* GIVEN DATA:
[Start of Attachment]

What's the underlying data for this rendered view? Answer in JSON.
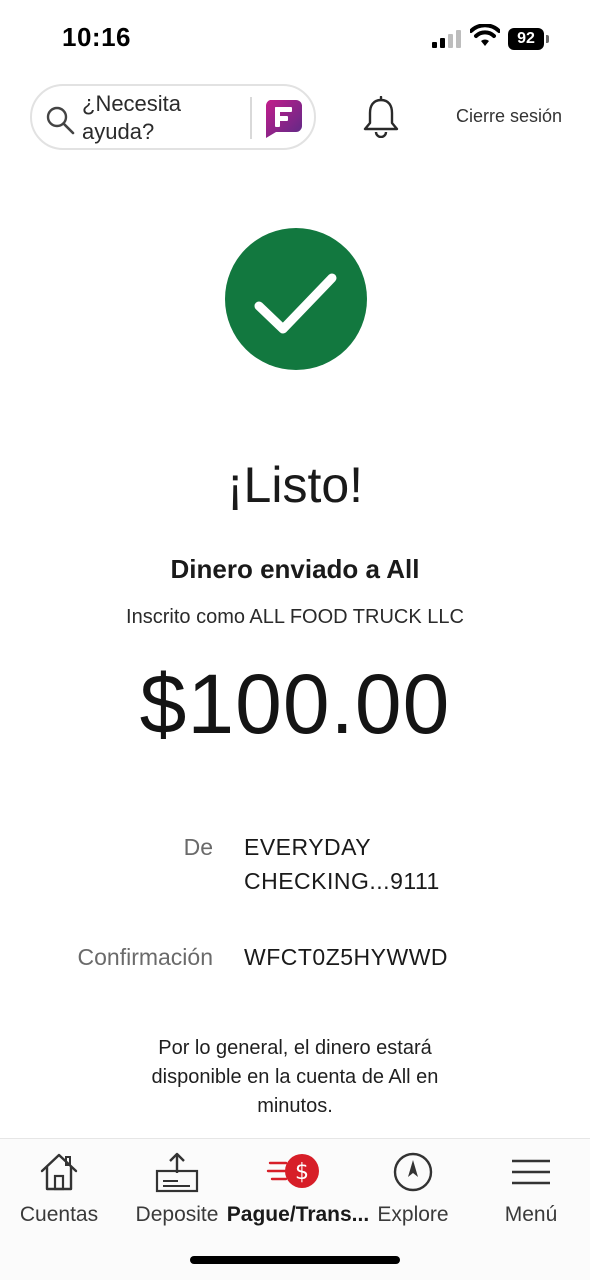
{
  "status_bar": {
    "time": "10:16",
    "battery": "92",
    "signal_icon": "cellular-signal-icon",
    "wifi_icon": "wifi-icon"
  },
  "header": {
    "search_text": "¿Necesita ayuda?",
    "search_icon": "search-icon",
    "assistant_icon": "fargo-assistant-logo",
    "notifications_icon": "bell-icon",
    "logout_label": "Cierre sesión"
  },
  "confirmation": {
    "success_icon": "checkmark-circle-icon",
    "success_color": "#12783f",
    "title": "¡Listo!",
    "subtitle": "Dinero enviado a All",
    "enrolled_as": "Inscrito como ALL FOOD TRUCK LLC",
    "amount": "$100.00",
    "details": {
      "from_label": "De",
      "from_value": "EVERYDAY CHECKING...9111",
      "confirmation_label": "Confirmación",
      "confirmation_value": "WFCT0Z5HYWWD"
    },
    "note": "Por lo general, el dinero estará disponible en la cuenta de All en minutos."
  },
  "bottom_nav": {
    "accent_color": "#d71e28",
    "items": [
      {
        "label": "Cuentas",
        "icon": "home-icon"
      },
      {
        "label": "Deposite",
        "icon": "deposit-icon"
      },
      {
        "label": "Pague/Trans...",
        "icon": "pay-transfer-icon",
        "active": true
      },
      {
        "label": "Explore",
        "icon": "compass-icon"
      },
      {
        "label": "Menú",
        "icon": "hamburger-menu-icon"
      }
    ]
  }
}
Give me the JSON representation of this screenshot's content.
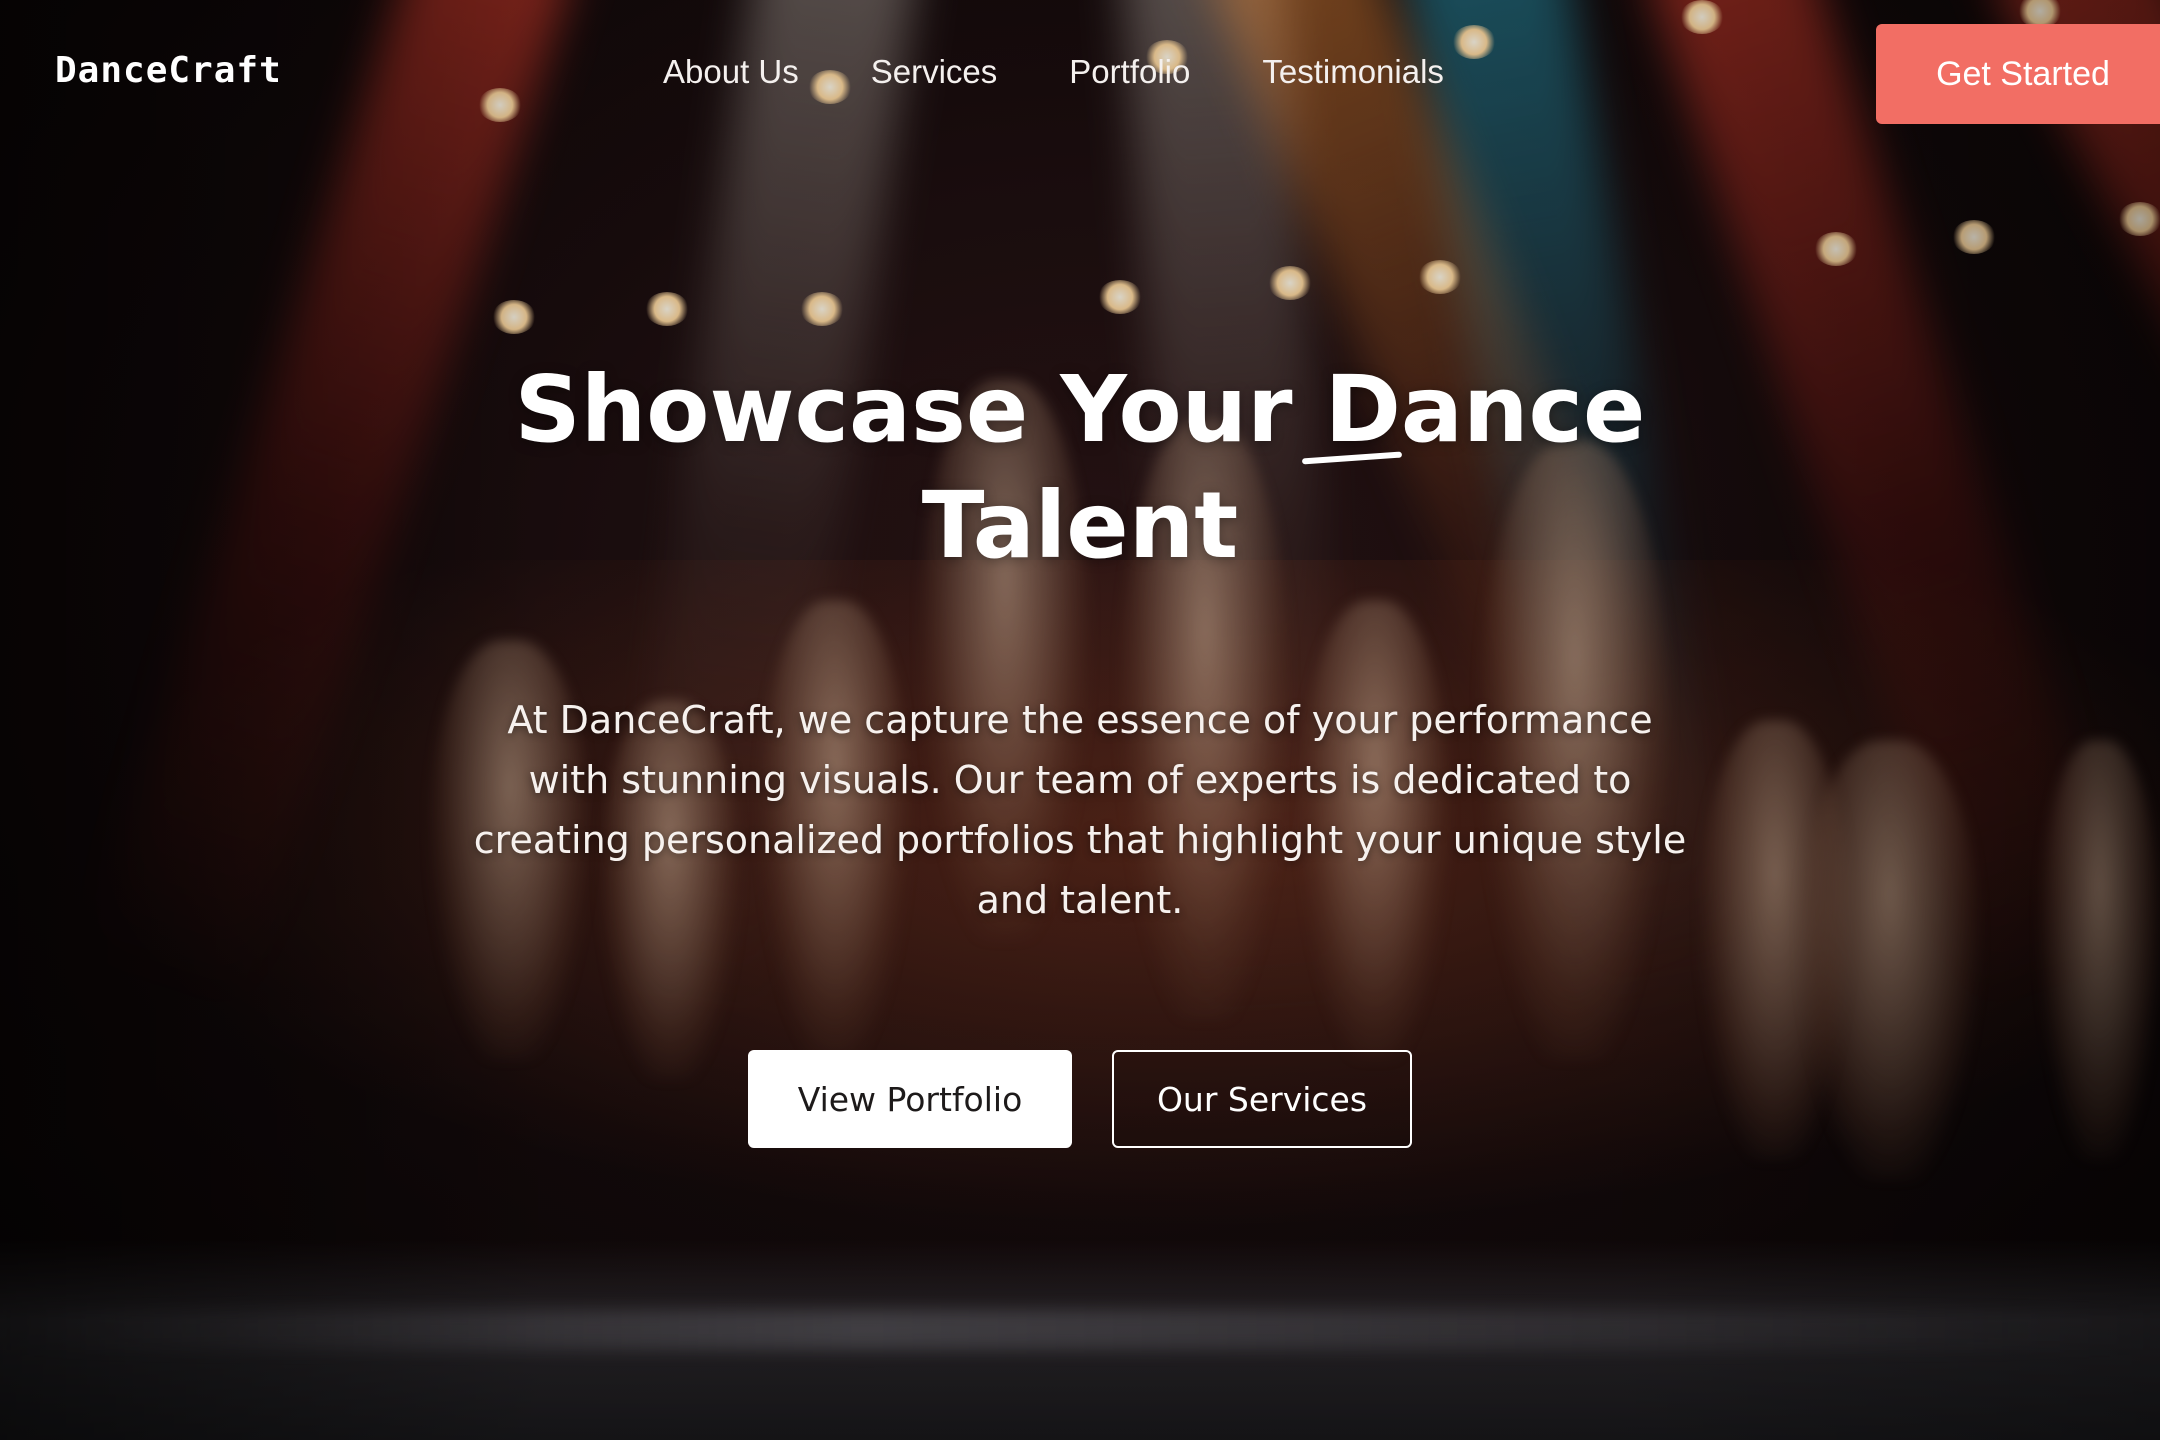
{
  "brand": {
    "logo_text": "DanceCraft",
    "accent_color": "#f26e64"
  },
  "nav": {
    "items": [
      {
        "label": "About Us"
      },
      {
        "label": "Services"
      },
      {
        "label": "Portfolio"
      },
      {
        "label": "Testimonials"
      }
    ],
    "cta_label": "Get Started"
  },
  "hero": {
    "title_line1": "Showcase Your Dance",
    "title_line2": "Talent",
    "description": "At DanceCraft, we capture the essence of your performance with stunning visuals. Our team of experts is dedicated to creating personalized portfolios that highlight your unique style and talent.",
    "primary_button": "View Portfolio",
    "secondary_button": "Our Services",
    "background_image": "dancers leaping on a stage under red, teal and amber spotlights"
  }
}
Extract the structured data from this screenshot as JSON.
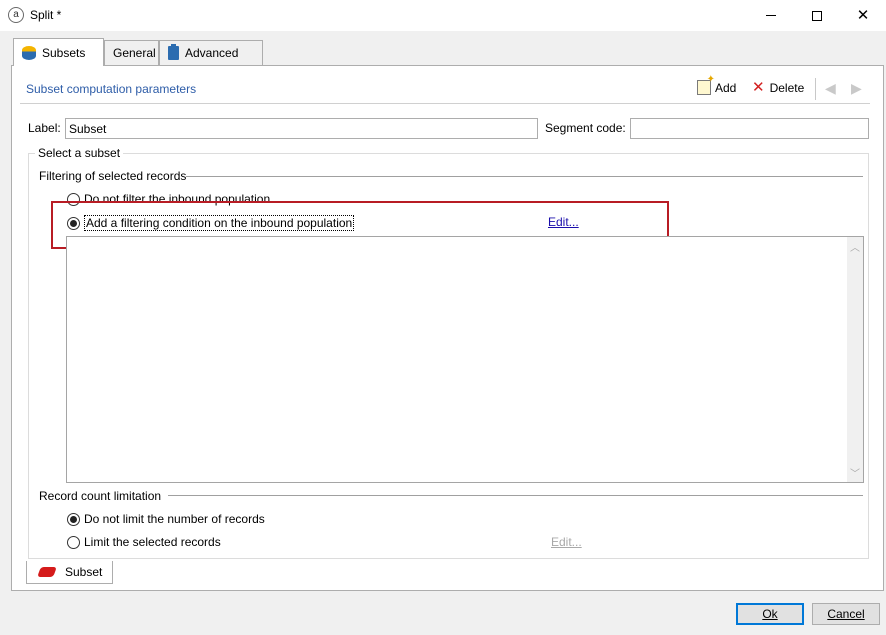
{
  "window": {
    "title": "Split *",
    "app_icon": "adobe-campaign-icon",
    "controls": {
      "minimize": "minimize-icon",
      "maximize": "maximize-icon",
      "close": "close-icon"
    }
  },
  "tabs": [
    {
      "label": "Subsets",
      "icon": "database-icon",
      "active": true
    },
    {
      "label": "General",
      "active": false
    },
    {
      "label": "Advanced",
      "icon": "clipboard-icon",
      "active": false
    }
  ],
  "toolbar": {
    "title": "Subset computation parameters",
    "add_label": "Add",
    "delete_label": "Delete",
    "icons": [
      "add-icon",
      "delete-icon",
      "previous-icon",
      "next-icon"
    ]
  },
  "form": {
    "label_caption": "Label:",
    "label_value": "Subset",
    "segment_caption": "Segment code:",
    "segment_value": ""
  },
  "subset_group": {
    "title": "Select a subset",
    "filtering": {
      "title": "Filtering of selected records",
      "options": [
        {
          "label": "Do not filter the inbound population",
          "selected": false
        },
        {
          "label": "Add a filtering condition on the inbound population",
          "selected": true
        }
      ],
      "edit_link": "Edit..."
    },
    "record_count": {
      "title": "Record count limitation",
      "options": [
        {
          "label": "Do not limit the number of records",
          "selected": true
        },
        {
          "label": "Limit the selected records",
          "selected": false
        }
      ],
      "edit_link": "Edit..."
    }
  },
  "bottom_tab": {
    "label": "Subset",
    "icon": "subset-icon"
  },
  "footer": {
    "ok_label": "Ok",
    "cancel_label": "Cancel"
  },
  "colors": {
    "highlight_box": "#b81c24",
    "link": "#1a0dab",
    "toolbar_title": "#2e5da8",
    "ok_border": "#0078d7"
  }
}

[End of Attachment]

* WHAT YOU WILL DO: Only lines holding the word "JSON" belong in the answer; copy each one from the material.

* WRITTEN SOLUTION:
What's the underlying data for this rendered view? Answer in JSON.
Give me the JSON representation of this screenshot's content.
Extract the structured data from this screenshot as JSON.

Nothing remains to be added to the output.